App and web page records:
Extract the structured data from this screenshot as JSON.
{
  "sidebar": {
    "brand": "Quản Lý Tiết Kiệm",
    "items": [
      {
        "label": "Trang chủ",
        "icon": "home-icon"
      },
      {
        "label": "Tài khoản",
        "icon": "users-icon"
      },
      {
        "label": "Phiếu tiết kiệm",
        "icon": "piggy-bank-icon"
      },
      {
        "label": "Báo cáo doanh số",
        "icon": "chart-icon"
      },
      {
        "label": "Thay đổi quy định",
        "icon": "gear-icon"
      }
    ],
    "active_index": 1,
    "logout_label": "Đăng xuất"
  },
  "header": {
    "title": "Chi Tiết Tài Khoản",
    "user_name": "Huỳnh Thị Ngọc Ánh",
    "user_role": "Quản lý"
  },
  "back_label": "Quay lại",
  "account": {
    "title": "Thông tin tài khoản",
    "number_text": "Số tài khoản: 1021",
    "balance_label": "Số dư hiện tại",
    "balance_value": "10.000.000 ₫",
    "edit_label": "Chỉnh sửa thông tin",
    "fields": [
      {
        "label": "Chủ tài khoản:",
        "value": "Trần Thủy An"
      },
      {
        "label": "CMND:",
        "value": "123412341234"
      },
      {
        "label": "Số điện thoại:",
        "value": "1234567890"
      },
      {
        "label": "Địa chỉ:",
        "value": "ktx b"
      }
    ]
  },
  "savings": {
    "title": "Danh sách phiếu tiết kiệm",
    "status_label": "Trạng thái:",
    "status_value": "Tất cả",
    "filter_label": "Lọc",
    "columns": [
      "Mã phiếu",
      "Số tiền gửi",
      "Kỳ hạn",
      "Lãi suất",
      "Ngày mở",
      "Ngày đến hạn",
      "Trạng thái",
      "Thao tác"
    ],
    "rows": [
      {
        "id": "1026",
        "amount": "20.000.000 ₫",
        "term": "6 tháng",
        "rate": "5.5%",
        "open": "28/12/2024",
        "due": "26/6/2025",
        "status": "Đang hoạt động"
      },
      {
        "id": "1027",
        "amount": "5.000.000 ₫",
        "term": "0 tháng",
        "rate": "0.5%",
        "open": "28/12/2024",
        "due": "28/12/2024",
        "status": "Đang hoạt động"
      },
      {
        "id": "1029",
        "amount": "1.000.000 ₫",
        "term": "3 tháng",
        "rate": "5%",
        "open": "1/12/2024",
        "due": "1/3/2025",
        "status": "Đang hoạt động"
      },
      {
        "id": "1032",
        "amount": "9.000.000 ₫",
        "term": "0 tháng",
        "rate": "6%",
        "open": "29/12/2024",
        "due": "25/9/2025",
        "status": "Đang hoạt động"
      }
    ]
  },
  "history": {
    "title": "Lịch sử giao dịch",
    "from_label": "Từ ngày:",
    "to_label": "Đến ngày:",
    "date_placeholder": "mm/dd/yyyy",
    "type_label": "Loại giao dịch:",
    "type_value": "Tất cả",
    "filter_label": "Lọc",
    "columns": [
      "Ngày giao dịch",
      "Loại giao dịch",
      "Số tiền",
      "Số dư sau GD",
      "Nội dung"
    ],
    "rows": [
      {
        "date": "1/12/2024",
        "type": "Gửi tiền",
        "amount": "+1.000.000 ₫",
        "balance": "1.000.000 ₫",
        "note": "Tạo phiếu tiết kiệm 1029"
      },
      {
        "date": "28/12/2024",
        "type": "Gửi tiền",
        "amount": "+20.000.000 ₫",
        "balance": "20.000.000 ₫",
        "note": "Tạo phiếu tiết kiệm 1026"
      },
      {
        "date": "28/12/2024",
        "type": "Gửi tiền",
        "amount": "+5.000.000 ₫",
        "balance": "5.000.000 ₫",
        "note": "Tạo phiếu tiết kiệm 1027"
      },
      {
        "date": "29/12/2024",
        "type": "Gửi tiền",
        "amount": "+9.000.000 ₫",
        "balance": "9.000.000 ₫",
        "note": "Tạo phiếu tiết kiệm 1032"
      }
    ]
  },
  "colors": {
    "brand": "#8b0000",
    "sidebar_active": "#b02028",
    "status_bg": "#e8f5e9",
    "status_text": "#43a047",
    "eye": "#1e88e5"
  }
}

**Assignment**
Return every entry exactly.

**Solved exercise**
Extract the structured data from this screenshot as JSON.
{
  "sidebar": {
    "brand": "Quản Lý Tiết Kiệm",
    "items": [
      {
        "label": "Trang chủ",
        "icon": "home-icon"
      },
      {
        "label": "Tài khoản",
        "icon": "users-icon"
      },
      {
        "label": "Phiếu tiết kiệm",
        "icon": "piggy-bank-icon"
      },
      {
        "label": "Báo cáo doanh số",
        "icon": "chart-icon"
      },
      {
        "label": "Thay đổi quy định",
        "icon": "gear-icon"
      }
    ],
    "active_index": 1,
    "logout_label": "Đăng xuất"
  },
  "header": {
    "title": "Chi Tiết Tài Khoản",
    "user_name": "Huỳnh Thị Ngọc Ánh",
    "user_role": "Quản lý"
  },
  "back_label": "Quay lại",
  "account": {
    "title": "Thông tin tài khoản",
    "number_text": "Số tài khoản: 1021",
    "balance_label": "Số dư hiện tại",
    "balance_value": "10.000.000 ₫",
    "edit_label": "Chỉnh sửa thông tin",
    "fields": [
      {
        "label": "Chủ tài khoản:",
        "value": "Trần Thủy An"
      },
      {
        "label": "CMND:",
        "value": "123412341234"
      },
      {
        "label": "Số điện thoại:",
        "value": "1234567890"
      },
      {
        "label": "Địa chỉ:",
        "value": "ktx b"
      }
    ]
  },
  "savings": {
    "title": "Danh sách phiếu tiết kiệm",
    "status_label": "Trạng thái:",
    "status_value": "Tất cả",
    "filter_label": "Lọc",
    "columns": [
      "Mã phiếu",
      "Số tiền gửi",
      "Kỳ hạn",
      "Lãi suất",
      "Ngày mở",
      "Ngày đến hạn",
      "Trạng thái",
      "Thao tác"
    ],
    "rows": [
      {
        "id": "1026",
        "amount": "20.000.000 ₫",
        "term": "6 tháng",
        "rate": "5.5%",
        "open": "28/12/2024",
        "due": "26/6/2025",
        "status": "Đang hoạt động"
      },
      {
        "id": "1027",
        "amount": "5.000.000 ₫",
        "term": "0 tháng",
        "rate": "0.5%",
        "open": "28/12/2024",
        "due": "28/12/2024",
        "status": "Đang hoạt động"
      },
      {
        "id": "1029",
        "amount": "1.000.000 ₫",
        "term": "3 tháng",
        "rate": "5%",
        "open": "1/12/2024",
        "due": "1/3/2025",
        "status": "Đang hoạt động"
      },
      {
        "id": "1032",
        "amount": "9.000.000 ₫",
        "term": "0 tháng",
        "rate": "6%",
        "open": "29/12/2024",
        "due": "25/9/2025",
        "status": "Đang hoạt động"
      }
    ]
  },
  "history": {
    "title": "Lịch sử giao dịch",
    "from_label": "Từ ngày:",
    "to_label": "Đến ngày:",
    "date_placeholder": "mm/dd/yyyy",
    "type_label": "Loại giao dịch:",
    "type_value": "Tất cả",
    "filter_label": "Lọc",
    "columns": [
      "Ngày giao dịch",
      "Loại giao dịch",
      "Số tiền",
      "Số dư sau GD",
      "Nội dung"
    ],
    "rows": [
      {
        "date": "1/12/2024",
        "type": "Gửi tiền",
        "amount": "+1.000.000 ₫",
        "balance": "1.000.000 ₫",
        "note": "Tạo phiếu tiết kiệm 1029"
      },
      {
        "date": "28/12/2024",
        "type": "Gửi tiền",
        "amount": "+20.000.000 ₫",
        "balance": "20.000.000 ₫",
        "note": "Tạo phiếu tiết kiệm 1026"
      },
      {
        "date": "28/12/2024",
        "type": "Gửi tiền",
        "amount": "+5.000.000 ₫",
        "balance": "5.000.000 ₫",
        "note": "Tạo phiếu tiết kiệm 1027"
      },
      {
        "date": "29/12/2024",
        "type": "Gửi tiền",
        "amount": "+9.000.000 ₫",
        "balance": "9.000.000 ₫",
        "note": "Tạo phiếu tiết kiệm 1032"
      }
    ]
  },
  "colors": {
    "brand": "#8b0000",
    "sidebar_active": "#b02028",
    "status_bg": "#e8f5e9",
    "status_text": "#43a047",
    "eye": "#1e88e5"
  }
}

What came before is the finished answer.